Although these plants are totally dissimilar at maturity, young white mulberries are easily confused with hairy crabweed, leading to its common name "Mulberry weed". Young plants are easily distinguished by checking for woody growth.

White Mulberry (Morus alba)

Hairy Crabweed (Fatoua villosa)

A tree native to northern China; introduced in North America, where it is widely considered invasive and hybridizes with the native red mulberry.
A weedy annual native from southeast Asia through Australia, and introduced in north America, where it has become invasive, especially in container nurseries.
Woody plant. Plants do not flower until reaching tree or shrub height, after multiple years of age.
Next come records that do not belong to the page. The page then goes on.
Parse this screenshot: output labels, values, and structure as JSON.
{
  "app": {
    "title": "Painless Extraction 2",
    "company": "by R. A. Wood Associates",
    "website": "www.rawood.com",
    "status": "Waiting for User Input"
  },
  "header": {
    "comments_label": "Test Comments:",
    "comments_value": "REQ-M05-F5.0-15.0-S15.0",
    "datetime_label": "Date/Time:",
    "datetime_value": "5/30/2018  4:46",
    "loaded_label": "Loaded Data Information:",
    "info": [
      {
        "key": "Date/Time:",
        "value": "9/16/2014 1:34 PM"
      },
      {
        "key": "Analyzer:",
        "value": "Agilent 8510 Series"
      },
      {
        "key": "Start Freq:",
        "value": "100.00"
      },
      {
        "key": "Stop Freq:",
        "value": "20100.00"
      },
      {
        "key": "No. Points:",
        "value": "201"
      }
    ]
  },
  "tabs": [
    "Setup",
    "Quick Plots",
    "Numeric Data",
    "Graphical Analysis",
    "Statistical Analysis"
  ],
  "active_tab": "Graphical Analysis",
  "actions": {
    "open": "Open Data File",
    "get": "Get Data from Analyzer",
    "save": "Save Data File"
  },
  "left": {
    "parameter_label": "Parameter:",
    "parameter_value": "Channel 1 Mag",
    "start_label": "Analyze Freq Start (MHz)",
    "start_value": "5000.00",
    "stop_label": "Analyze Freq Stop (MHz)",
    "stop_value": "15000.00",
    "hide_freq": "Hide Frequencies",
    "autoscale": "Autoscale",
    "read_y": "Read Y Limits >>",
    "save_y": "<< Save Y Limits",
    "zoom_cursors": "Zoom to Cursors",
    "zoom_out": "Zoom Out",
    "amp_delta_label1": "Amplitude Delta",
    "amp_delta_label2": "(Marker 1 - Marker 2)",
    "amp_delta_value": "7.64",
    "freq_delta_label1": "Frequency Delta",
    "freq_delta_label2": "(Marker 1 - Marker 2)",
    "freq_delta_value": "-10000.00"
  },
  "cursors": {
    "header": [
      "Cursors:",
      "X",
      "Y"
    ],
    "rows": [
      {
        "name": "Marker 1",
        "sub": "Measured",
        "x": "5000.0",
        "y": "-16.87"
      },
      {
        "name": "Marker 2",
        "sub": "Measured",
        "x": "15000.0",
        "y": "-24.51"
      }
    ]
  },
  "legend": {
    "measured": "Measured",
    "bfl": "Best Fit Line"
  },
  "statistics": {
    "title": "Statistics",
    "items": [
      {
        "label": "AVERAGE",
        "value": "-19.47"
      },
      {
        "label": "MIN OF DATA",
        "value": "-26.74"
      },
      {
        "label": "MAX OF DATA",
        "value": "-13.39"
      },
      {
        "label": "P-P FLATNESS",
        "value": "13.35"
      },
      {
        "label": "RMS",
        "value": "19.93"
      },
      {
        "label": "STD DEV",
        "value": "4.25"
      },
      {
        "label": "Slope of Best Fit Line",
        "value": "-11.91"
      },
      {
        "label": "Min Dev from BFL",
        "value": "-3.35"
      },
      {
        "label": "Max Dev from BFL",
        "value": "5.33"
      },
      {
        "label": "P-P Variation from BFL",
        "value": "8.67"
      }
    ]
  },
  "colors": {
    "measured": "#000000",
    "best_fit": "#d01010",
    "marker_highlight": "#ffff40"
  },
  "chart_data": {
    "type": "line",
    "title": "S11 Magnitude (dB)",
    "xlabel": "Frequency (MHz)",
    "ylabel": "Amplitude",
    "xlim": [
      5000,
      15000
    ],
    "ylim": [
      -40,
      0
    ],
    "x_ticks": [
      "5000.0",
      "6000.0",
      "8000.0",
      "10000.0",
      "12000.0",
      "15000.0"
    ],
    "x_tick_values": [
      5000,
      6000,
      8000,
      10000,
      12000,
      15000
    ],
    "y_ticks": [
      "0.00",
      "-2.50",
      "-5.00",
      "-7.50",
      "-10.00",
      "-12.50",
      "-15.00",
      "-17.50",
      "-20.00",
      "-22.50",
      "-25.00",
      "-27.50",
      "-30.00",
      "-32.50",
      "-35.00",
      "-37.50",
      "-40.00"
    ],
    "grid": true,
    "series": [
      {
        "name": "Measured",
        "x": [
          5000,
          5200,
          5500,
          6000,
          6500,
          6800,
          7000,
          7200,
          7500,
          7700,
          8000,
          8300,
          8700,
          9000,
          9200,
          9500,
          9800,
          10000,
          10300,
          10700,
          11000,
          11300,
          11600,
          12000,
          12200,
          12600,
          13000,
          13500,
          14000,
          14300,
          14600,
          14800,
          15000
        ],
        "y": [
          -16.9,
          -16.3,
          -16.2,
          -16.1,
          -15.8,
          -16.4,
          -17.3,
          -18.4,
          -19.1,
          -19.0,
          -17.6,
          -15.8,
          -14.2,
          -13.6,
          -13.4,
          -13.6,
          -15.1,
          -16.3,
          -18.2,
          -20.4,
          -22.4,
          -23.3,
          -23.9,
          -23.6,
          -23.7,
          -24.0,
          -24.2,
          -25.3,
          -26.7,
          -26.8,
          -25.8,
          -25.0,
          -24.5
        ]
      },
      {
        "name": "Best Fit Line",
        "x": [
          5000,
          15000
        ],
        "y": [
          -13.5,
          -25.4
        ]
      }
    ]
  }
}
Plants already developing wood during their first season.
Photo © KatieLMiller, CC BY 4.0.
An annual that flowers in summer to early fall of its first season of growth.
Photo © DM, CC BY 4.0.
Leaves often unlobed, but can be irregularly lobed.
Photo © Mark, CC BY 4.0.
Leaves always unlobed.
Photo © Timothy Gerla, CC BY 4.0.
Stipules (a leaf-like structure where the leaf attaches to the stem), when present (usually on new growth), are longer and more conspicuous.
Photo © Alona Bookbinder, CC BY-SA 4.0.
Stipules, when present, are smaller and less conspicuous.
Photo © Melissa McMasters, CC BY 4.0.